[Start of Attachment]

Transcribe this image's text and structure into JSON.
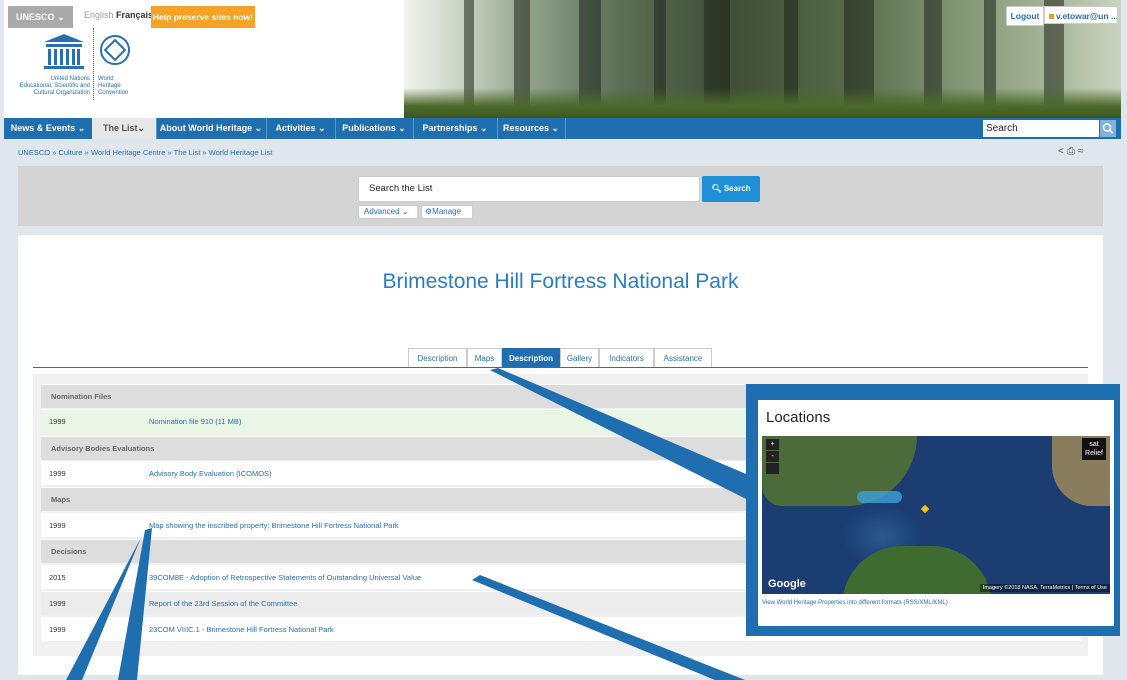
{
  "topbar": {
    "unesco_label": "UNESCO",
    "lang_en": "English",
    "lang_fr": "Français",
    "help_button": "Help preserve sites now!",
    "logout": "Logout",
    "user": "v.etowar@un ..."
  },
  "logo": {
    "org_text": "United Nations\nEducational, Scientific and\nCultural Organization",
    "whc_text": "World\nHeritage\nConvention"
  },
  "nav": {
    "items": [
      "News & Events",
      "The List",
      "About World Heritage",
      "Activities",
      "Publications",
      "Partnerships",
      "Resources"
    ],
    "search_value": "Search"
  },
  "breadcrumb": "UNESCO » Culture » World Heritage Centre » The List » World Heritage List",
  "search": {
    "placeholder": "Search the List",
    "button": "Search",
    "advanced": "Advanced",
    "manage": "Manage"
  },
  "page_title": "Brimestone Hill Fortress National Park",
  "tabs": [
    "Description",
    "Maps",
    "Description",
    "Gallery",
    "Indicators",
    "Assistance"
  ],
  "active_tab_index": 2,
  "files": {
    "nomination_head": "Nomination Files",
    "nomination": {
      "year": "1999",
      "link": "Nomination file 910 (11 MB)"
    },
    "advisory_head": "Advisory Bodies Evaluations",
    "advisory": {
      "year": "1999",
      "link": "Advisory Body Evaluation (ICOMOS)"
    },
    "maps_head": "Maps",
    "maps": {
      "year": "1999",
      "link": "Map showing the inscribed property: Brimestone Hill Fortress National Park"
    },
    "decisions_head": "Decisions",
    "decisions": [
      {
        "year": "2015",
        "link": "39COM8E - Adoption of Retrospective Statements of Outstanding Universal Value"
      },
      {
        "year": "1999",
        "link": "Report of the 23rd Session of the Committee"
      },
      {
        "year": "1999",
        "link": "23COM VIIIC.1 - Brimestone Hill Fortress National Park"
      }
    ]
  },
  "locations": {
    "title": "Locations",
    "zoom_in": "+",
    "zoom_out": "-",
    "map_type": "sat",
    "map_type2": "Relief",
    "brand": "Google",
    "credit": "Imagery ©2018 NASA, TerraMetrics | Terms of Use",
    "link": "View World Heritage Properties into different formats (RSS/XML/KML)"
  },
  "colors": {
    "nav_blue": "#1f6fb0",
    "orange": "#f5a226",
    "title_blue": "#2a7dc0"
  }
}
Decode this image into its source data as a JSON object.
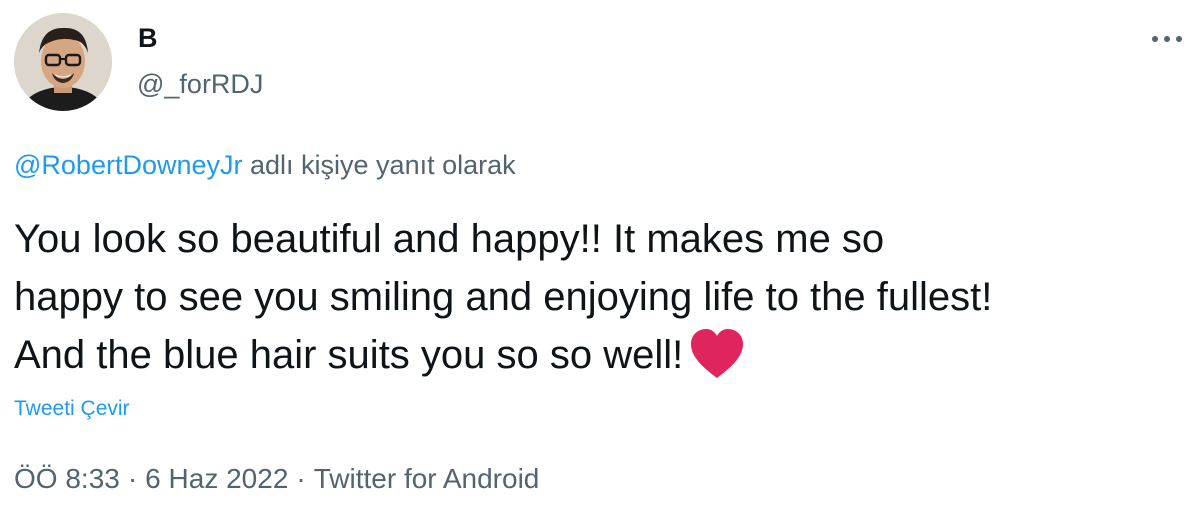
{
  "author": {
    "display_name": "B",
    "handle": "@_forRDJ",
    "avatar_icon": "profile-photo"
  },
  "more_icon": "more-horizontal-icon",
  "reply_context": {
    "mention": "@RobertDowneyJr",
    "suffix": " adlı kişiye yanıt olarak"
  },
  "tweet": {
    "lines": [
      "You look so beautiful and happy!! It makes me so",
      "happy to see you smiling and enjoying life to the fullest!",
      "And the blue hair suits you so so well!"
    ],
    "emoji": "heart-icon",
    "translate_label": "Tweeti Çevir"
  },
  "meta": {
    "time": "ÖÖ 8:33",
    "separator": "·",
    "date": "6 Haz 2022",
    "source": "Twitter for Android"
  },
  "colors": {
    "link": "#1d9bf0",
    "secondary_text": "#536471",
    "primary_text": "#0f1419",
    "heart": "#e0245e"
  }
}
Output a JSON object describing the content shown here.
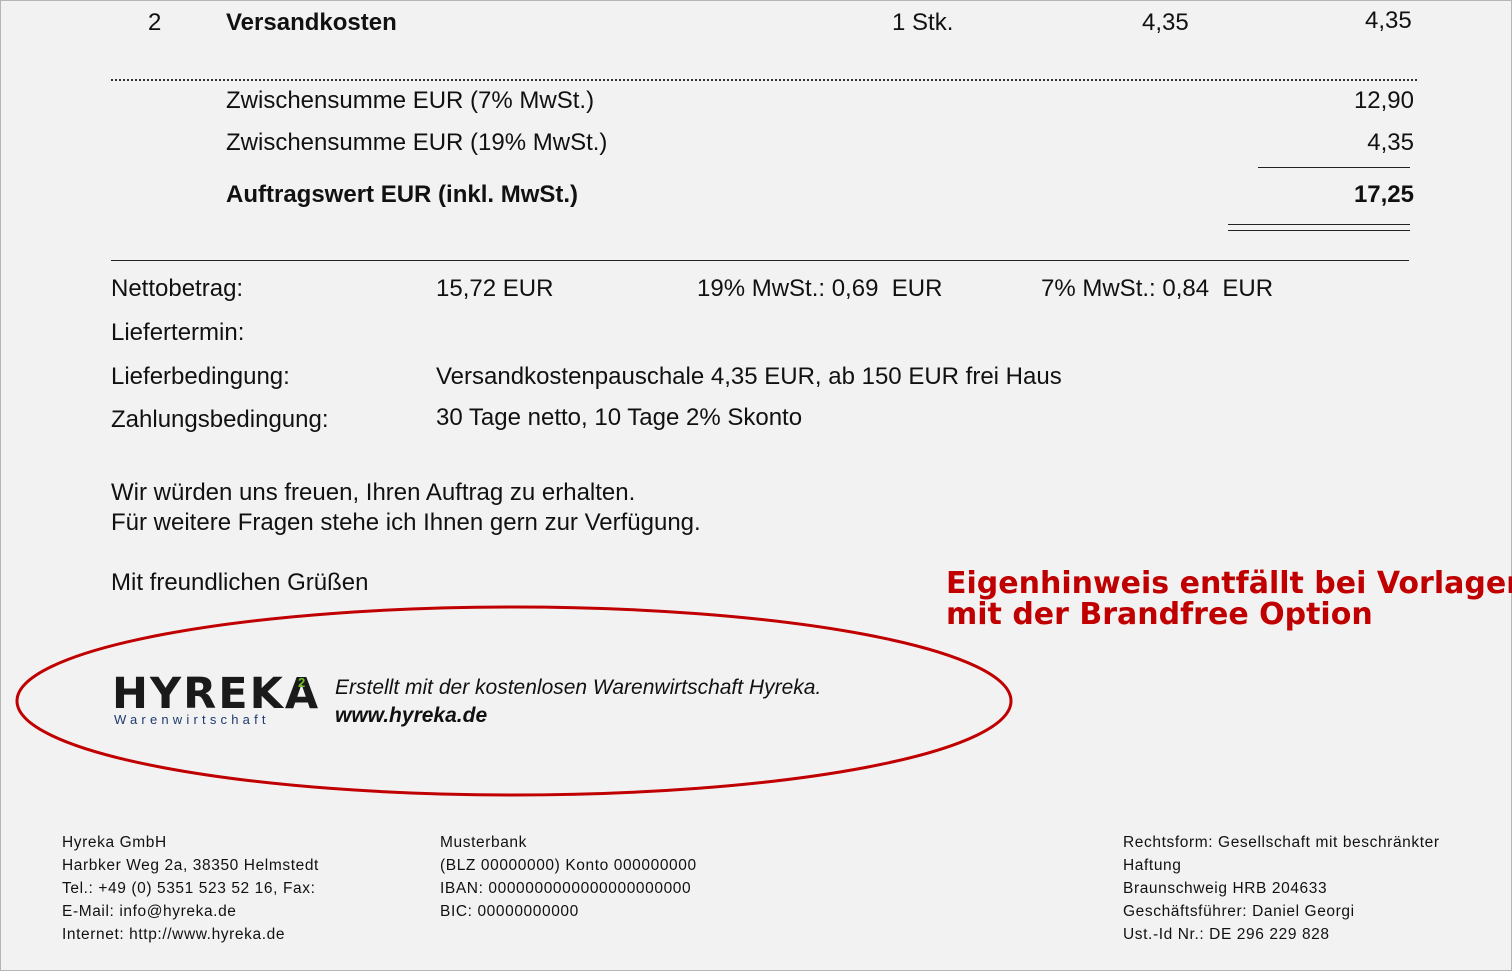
{
  "item": {
    "position": "2",
    "name": "Versandkosten",
    "quantity": "1 Stk.",
    "unit_price": "4,35",
    "total": "4,35"
  },
  "subtotals": {
    "sub7_label": "Zwischensumme EUR (7% MwSt.)",
    "sub7_value": "12,90",
    "sub19_label": "Zwischensumme EUR (19% MwSt.)",
    "sub19_value": "4,35",
    "order_label": "Auftragswert EUR (inkl. MwSt.)",
    "order_value": "17,25"
  },
  "summary": {
    "net_label": "Nettobetrag:",
    "net_value": "15,72 EUR",
    "vat19": "19% MwSt.: 0,69  EUR",
    "vat7": "7% MwSt.: 0,84  EUR",
    "delivery_date_label": "Liefertermin:",
    "delivery_terms_label": "Lieferbedingung:",
    "delivery_terms_value": "Versandkostenpauschale 4,35 EUR, ab 150 EUR frei Haus",
    "payment_terms_label": "Zahlungsbedingung:",
    "payment_terms_value": "30 Tage netto, 10 Tage 2% Skonto"
  },
  "closing": {
    "line1": "Wir würden uns freuen, Ihren Auftrag zu erhalten.",
    "line2": "Für weitere Fragen stehe ich Ihnen gern zur Verfügung.",
    "greeting": "Mit freundlichen Grüßen"
  },
  "promo": {
    "line1": "Eigenhinweis entfällt bei Vorlagen",
    "line2": "mit der Brandfree Option",
    "color": "#c00000"
  },
  "branding": {
    "logo_word": "HYREKA",
    "logo_superscript": "2",
    "logo_subtitle": "Warenwirtschaft",
    "text": "Erstellt mit der kostenlosen Warenwirtschaft Hyreka.",
    "url": "www.hyreka.de"
  },
  "footer": {
    "company": [
      "Hyreka GmbH",
      "Harbker Weg 2a, 38350 Helmstedt",
      "Tel.: +49 (0) 5351 523 52 16, Fax:",
      "E-Mail: info@hyreka.de",
      "Internet: http://www.hyreka.de"
    ],
    "bank": [
      "Musterbank",
      "(BLZ 00000000) Konto 000000000",
      "IBAN: 0000000000000000000000",
      "BIC: 00000000000"
    ],
    "legal": [
      "Rechtsform: Gesellschaft mit beschränkter",
      "Haftung",
      "Braunschweig HRB 204633",
      "Geschäftsführer: Daniel Georgi",
      "Ust.-Id Nr.: DE 296 229 828"
    ]
  }
}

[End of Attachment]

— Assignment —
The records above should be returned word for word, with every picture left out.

— Your solution —
Transcribe this image's text and structure into JSON.
{
  "topbar": {
    "unesco_label": "UNESCO",
    "lang_en": "English",
    "lang_fr": "Français",
    "help_button": "Help preserve sites now!",
    "logout": "Logout",
    "user": "v.etowar@un ..."
  },
  "logo": {
    "org_text": "United Nations\nEducational, Scientific and\nCultural Organization",
    "whc_text": "World\nHeritage\nConvention"
  },
  "nav": {
    "items": [
      "News & Events",
      "The List",
      "About World Heritage",
      "Activities",
      "Publications",
      "Partnerships",
      "Resources"
    ],
    "search_value": "Search"
  },
  "breadcrumb": "UNESCO » Culture » World Heritage Centre » The List » World Heritage List",
  "search": {
    "placeholder": "Search the List",
    "button": "Search",
    "advanced": "Advanced",
    "manage": "Manage"
  },
  "page_title": "Brimestone Hill Fortress National Park",
  "tabs": [
    "Description",
    "Maps",
    "Description",
    "Gallery",
    "Indicators",
    "Assistance"
  ],
  "active_tab_index": 2,
  "files": {
    "nomination_head": "Nomination Files",
    "nomination": {
      "year": "1999",
      "link": "Nomination file 910 (11 MB)"
    },
    "advisory_head": "Advisory Bodies Evaluations",
    "advisory": {
      "year": "1999",
      "link": "Advisory Body Evaluation (ICOMOS)"
    },
    "maps_head": "Maps",
    "maps": {
      "year": "1999",
      "link": "Map showing the inscribed property: Brimestone Hill Fortress National Park"
    },
    "decisions_head": "Decisions",
    "decisions": [
      {
        "year": "2015",
        "link": "39COM8E - Adoption of Retrospective Statements of Outstanding Universal Value"
      },
      {
        "year": "1999",
        "link": "Report of the 23rd Session of the Committee"
      },
      {
        "year": "1999",
        "link": "23COM VIIIC.1 - Brimestone Hill Fortress National Park"
      }
    ]
  },
  "locations": {
    "title": "Locations",
    "zoom_in": "+",
    "zoom_out": "-",
    "map_type": "sat",
    "map_type2": "Relief",
    "brand": "Google",
    "credit": "Imagery ©2018 NASA, TerraMetrics | Terms of Use",
    "link": "View World Heritage Properties into different formats (RSS/XML/KML)"
  },
  "colors": {
    "nav_blue": "#1f6fb0",
    "orange": "#f5a226",
    "title_blue": "#2a7dc0"
  }
}
Decode this image into its source data as a JSON object.
{
  "author": {
    "display_name": "B",
    "handle": "@_forRDJ",
    "avatar_icon": "profile-photo"
  },
  "more_icon": "more-horizontal-icon",
  "reply_context": {
    "mention": "@RobertDowneyJr",
    "suffix": " adlı kişiye yanıt olarak"
  },
  "tweet": {
    "lines": [
      "You look so beautiful and happy!! It makes me so",
      "happy to see you smiling and enjoying life to the fullest!",
      "And the blue hair suits you so so well!"
    ],
    "emoji": "heart-icon",
    "translate_label": "Tweeti Çevir"
  },
  "meta": {
    "time": "ÖÖ 8:33",
    "separator": "·",
    "date": "6 Haz 2022",
    "source": "Twitter for Android"
  },
  "colors": {
    "link": "#1d9bf0",
    "secondary_text": "#536471",
    "primary_text": "#0f1419",
    "heart": "#e0245e"
  }
}
Output a JSON object describing the content shown here.
{
  "item": {
    "position": "2",
    "name": "Versandkosten",
    "quantity": "1 Stk.",
    "unit_price": "4,35",
    "total": "4,35"
  },
  "subtotals": {
    "sub7_label": "Zwischensumme EUR (7% MwSt.)",
    "sub7_value": "12,90",
    "sub19_label": "Zwischensumme EUR (19% MwSt.)",
    "sub19_value": "4,35",
    "order_label": "Auftragswert EUR (inkl. MwSt.)",
    "order_value": "17,25"
  },
  "summary": {
    "net_label": "Nettobetrag:",
    "net_value": "15,72 EUR",
    "vat19": "19% MwSt.: 0,69  EUR",
    "vat7": "7% MwSt.: 0,84  EUR",
    "delivery_date_label": "Liefertermin:",
    "delivery_terms_label": "Lieferbedingung:",
    "delivery_terms_value": "Versandkostenpauschale 4,35 EUR, ab 150 EUR frei Haus",
    "payment_terms_label": "Zahlungsbedingung:",
    "payment_terms_value": "30 Tage netto, 10 Tage 2% Skonto"
  },
  "closing": {
    "line1": "Wir würden uns freuen, Ihren Auftrag zu erhalten.",
    "line2": "Für weitere Fragen stehe ich Ihnen gern zur Verfügung.",
    "greeting": "Mit freundlichen Grüßen"
  },
  "promo": {
    "line1": "Eigenhinweis entfällt bei Vorlagen",
    "line2": "mit der Brandfree Option",
    "color": "#c00000"
  },
  "branding": {
    "logo_word": "HYREKA",
    "logo_superscript": "2",
    "logo_subtitle": "Warenwirtschaft",
    "text": "Erstellt mit der kostenlosen Warenwirtschaft Hyreka.",
    "url": "www.hyreka.de"
  },
  "footer": {
    "company": [
      "Hyreka GmbH",
      "Harbker Weg 2a, 38350 Helmstedt",
      "Tel.: +49 (0) 5351 523 52 16, Fax:",
      "E-Mail: info@hyreka.de",
      "Internet: http://www.hyreka.de"
    ],
    "bank": [
      "Musterbank",
      "(BLZ 00000000) Konto 000000000",
      "IBAN: 0000000000000000000000",
      "BIC: 00000000000"
    ],
    "legal": [
      "Rechtsform: Gesellschaft mit beschränkter",
      "Haftung",
      "Braunschweig HRB 204633",
      "Geschäftsführer: Daniel Georgi",
      "Ust.-Id Nr.: DE 296 229 828"
    ]
  }
}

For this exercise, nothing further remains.